Reviewer 4

Taking into account discussion after author's response, I agree that questions about discussion and relationship to prior work are relatively minor. The most critical issue for this reviewer was that local recurrence was not modeled and across layers useful recurrent patterns were not summarized in a way that can inform the development of either experiments or theoretical (analytical) studies. This submission addresses the question of how recurrent interactions can improve object classification performance of deep convolutional networks. Authors find that certain long-range recurrent interactions that skip layers improve performance on an object classification task. The weaknesses of this work is that it strongly overstates its claims and does not provide error-bars on performance from different initialization states. Another weakness is that the type of recurrence that is reported to be beneficial -- recurrent interactions across layers -- does not resemble local recurrence for which cortical circuits are known for. Finally, the introduction and discussion of the results are based on a large number of unpublished studies from the arxiv and ignores results from peer-reviewed literature on simpler and more closely related to neural circutry models than convolutional deep networks. Examples of these papers by Nishimoto and Gallant J Neurosci 2011 who systematically tested the contribution of different types of nonlinearities and ultimately determined a non-convolutional model to be the optimal one within the tested family of models.

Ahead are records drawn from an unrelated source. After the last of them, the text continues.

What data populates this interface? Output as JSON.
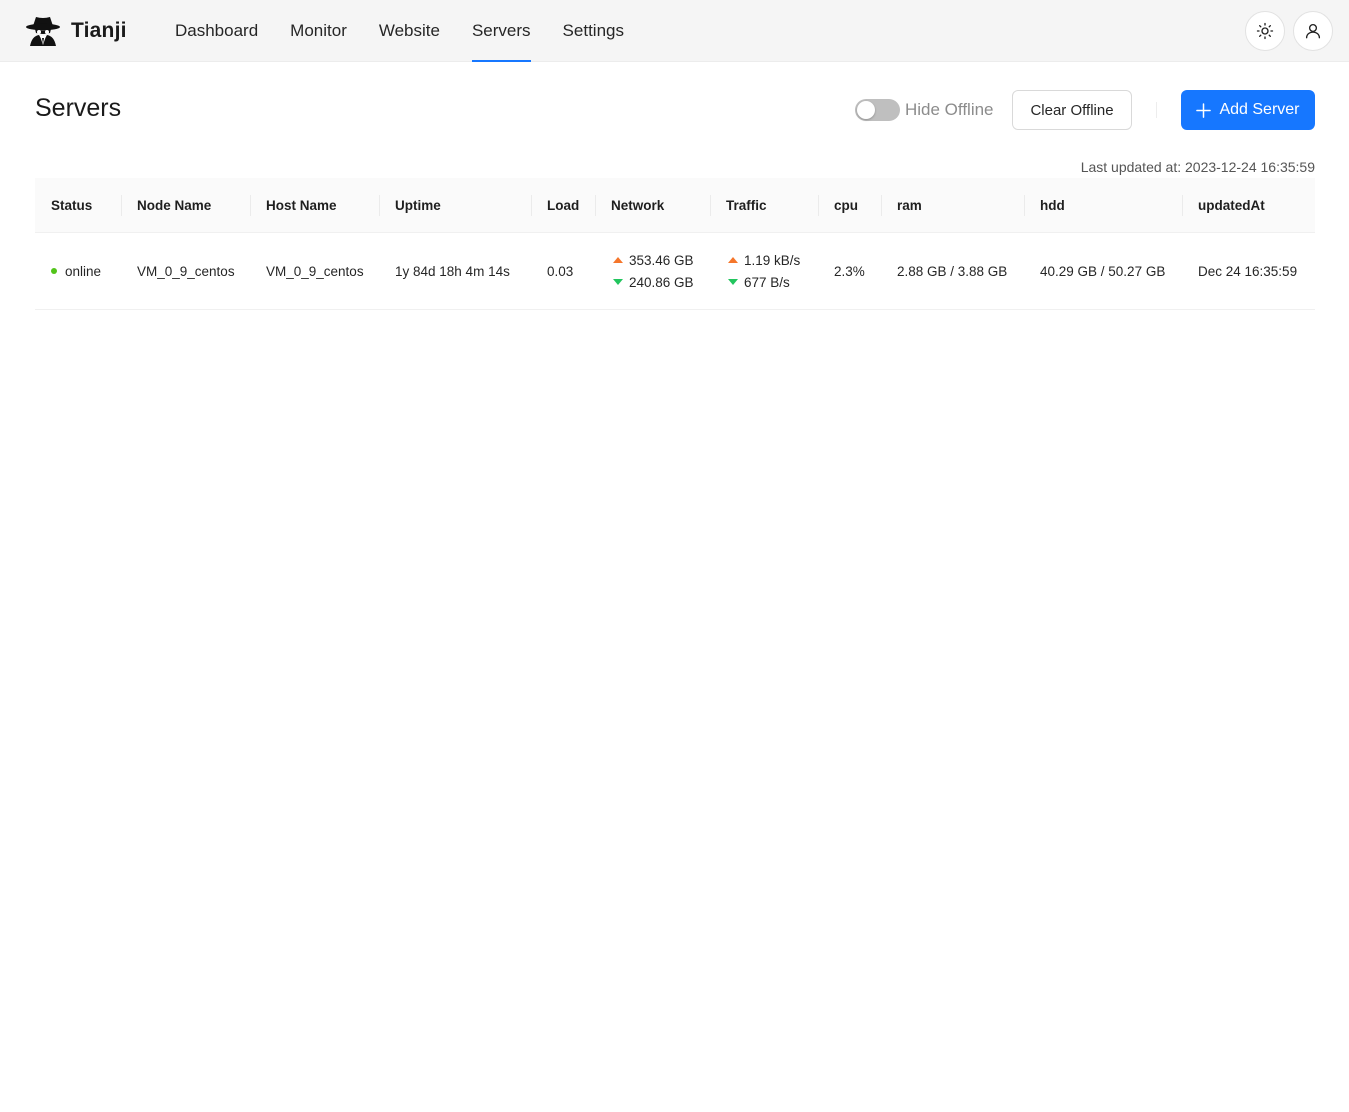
{
  "app": {
    "name": "Tianji",
    "logo_icon": "detective-hat-icon"
  },
  "nav": {
    "items": [
      {
        "label": "Dashboard",
        "active": false
      },
      {
        "label": "Monitor",
        "active": false
      },
      {
        "label": "Website",
        "active": false
      },
      {
        "label": "Servers",
        "active": true
      },
      {
        "label": "Settings",
        "active": false
      }
    ],
    "theme_icon": "sun-icon",
    "user_icon": "user-icon"
  },
  "page": {
    "title": "Servers",
    "hide_offline_label": "Hide Offline",
    "hide_offline_enabled": false,
    "clear_offline_label": "Clear Offline",
    "add_server_label": "Add Server",
    "last_updated": "Last updated at: 2023-12-24 16:35:59"
  },
  "colors": {
    "accent": "#1677ff",
    "online": "#52c41a",
    "up_arrow": "#f5762b",
    "down_arrow": "#22c55e"
  },
  "table": {
    "columns": [
      "Status",
      "Node Name",
      "Host Name",
      "Uptime",
      "Load",
      "Network",
      "Traffic",
      "cpu",
      "ram",
      "hdd",
      "updatedAt"
    ],
    "rows": [
      {
        "status": "online",
        "node_name": "VM_0_9_centos",
        "host_name": "VM_0_9_centos",
        "uptime": "1y 84d 18h 4m 14s",
        "load": "0.03",
        "network_up": "353.46 GB",
        "network_down": "240.86 GB",
        "traffic_up": "1.19 kB/s",
        "traffic_down": "677 B/s",
        "cpu": "2.3%",
        "ram": "2.88 GB / 3.88 GB",
        "hdd": "40.29 GB / 50.27 GB",
        "updated_at": "Dec 24 16:35:59"
      }
    ]
  }
}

Similarly, a non-convolutional models was selected by Liu et al PNAS 2016 as the one achieving best predictive power in V2.